As we explore or journey to Eden I can’t help but think we are still putting our seniors “out to pasture”. I am old enough to remember when grandparents were an integral part of daily life in the home of their children. They were the family members who needed help, but also shared their experience and wisdom with their children and grandchildren. Grandpa taught you how to fix things and grandma taught you how to cook and clean properly. Our children missed out on those great experiences that have been shared for tens of thousands of year. They don’t know what they missed; they just think seniors smell funny.
This is an important and valuable observation. What we had is lost, it is gone and it is not coming back.
The challenge is to create a new approach to aging and intergenerational life that is as good as (or maybe even better!) than what we had.
It seems that we have continued to isolate our seniors rather than integrate them back into society. Although planned communities have never really taken off in Rochester, I have seen successfully communities in other cities like Houston. These communities would benefit from having an Eden or Green House complex as a focal point of the planned community that could become a real contributor to the lives of those that live there. Communities often include a day care center, pool or clubhouse, but how often do they plan in a senior complex within the community that puts our seniors closer to the daily lives of those that live there?
This is something that Scandinavia does much better than America.
Take a look at this abstract…
Demographic projections of elder care in Sweden necessitate new and creative approaches to accommodate this rapidly growing population. This article describes a unique aging-in-place care and housing policy initiative for the elderly.
This field needs innovation and plenty of it.
Using a case example in Eksj, Sweden, the authors used a future workshop (FW) method to help seniors plan their future housing in the community. The FW is based on a collective democratic process involving full participation, open communication, organizational development, and leadership. The process steps of the three-stage FW method are described.
The key here is the engagement of elders in the process.
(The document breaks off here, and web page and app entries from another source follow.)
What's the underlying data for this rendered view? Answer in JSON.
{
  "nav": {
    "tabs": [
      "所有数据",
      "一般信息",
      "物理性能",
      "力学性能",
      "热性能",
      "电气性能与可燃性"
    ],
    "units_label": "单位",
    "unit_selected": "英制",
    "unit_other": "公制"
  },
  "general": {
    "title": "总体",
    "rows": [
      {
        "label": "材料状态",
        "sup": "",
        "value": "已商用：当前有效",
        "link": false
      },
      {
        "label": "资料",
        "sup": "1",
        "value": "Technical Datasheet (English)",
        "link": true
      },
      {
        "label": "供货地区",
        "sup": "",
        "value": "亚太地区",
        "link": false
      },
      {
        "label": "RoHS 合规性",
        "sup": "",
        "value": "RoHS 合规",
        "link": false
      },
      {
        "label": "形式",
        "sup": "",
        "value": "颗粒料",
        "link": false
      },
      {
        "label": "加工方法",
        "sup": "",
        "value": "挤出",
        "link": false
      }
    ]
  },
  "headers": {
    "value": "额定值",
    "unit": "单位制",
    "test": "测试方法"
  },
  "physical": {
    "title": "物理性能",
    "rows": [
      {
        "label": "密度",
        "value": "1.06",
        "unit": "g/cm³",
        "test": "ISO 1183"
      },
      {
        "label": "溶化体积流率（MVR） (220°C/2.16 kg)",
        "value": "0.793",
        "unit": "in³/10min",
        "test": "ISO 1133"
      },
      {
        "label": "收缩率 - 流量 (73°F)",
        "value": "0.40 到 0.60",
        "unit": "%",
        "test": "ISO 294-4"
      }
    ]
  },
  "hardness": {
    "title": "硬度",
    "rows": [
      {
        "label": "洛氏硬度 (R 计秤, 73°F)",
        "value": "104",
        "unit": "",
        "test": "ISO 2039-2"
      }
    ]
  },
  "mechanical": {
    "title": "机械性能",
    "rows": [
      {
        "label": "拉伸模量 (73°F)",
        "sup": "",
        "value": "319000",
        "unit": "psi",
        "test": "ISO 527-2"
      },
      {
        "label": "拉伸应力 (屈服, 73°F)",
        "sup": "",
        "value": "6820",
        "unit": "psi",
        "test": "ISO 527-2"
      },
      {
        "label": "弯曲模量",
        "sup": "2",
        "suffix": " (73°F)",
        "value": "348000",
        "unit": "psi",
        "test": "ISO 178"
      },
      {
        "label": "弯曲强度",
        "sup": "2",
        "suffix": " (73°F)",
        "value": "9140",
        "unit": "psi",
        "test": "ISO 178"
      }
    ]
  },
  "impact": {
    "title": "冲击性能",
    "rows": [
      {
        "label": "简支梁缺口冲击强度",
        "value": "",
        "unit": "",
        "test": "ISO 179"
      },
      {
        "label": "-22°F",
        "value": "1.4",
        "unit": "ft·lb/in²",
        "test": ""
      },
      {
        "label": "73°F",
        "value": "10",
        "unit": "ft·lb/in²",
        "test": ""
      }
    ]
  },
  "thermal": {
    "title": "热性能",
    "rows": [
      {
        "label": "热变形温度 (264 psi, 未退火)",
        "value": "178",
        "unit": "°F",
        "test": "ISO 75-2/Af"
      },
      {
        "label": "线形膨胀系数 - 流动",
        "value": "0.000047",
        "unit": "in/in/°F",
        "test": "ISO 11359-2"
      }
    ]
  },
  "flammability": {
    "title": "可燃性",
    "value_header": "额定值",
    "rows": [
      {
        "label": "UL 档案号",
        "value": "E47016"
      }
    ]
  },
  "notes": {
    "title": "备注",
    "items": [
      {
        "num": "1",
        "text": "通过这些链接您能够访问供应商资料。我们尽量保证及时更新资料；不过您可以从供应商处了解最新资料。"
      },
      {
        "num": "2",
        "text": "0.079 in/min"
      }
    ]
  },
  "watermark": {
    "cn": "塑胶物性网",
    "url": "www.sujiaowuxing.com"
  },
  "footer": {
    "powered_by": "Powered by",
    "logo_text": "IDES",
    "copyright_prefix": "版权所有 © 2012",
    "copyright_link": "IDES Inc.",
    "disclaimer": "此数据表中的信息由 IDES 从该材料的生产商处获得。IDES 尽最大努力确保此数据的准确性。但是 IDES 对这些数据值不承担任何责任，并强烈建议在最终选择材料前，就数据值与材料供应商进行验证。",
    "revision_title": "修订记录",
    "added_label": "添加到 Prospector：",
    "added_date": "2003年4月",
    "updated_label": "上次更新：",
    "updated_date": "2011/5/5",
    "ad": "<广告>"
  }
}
Results indicated that empowerment, collaboration, autonomy, social education, and decision making can be achieved in a community-network-based policy model. This demonstrates the devolution of national policy and how, at the grass roots level, local participation and public accountability can take root. Devolution created an opportunity for creatively addressing local needs.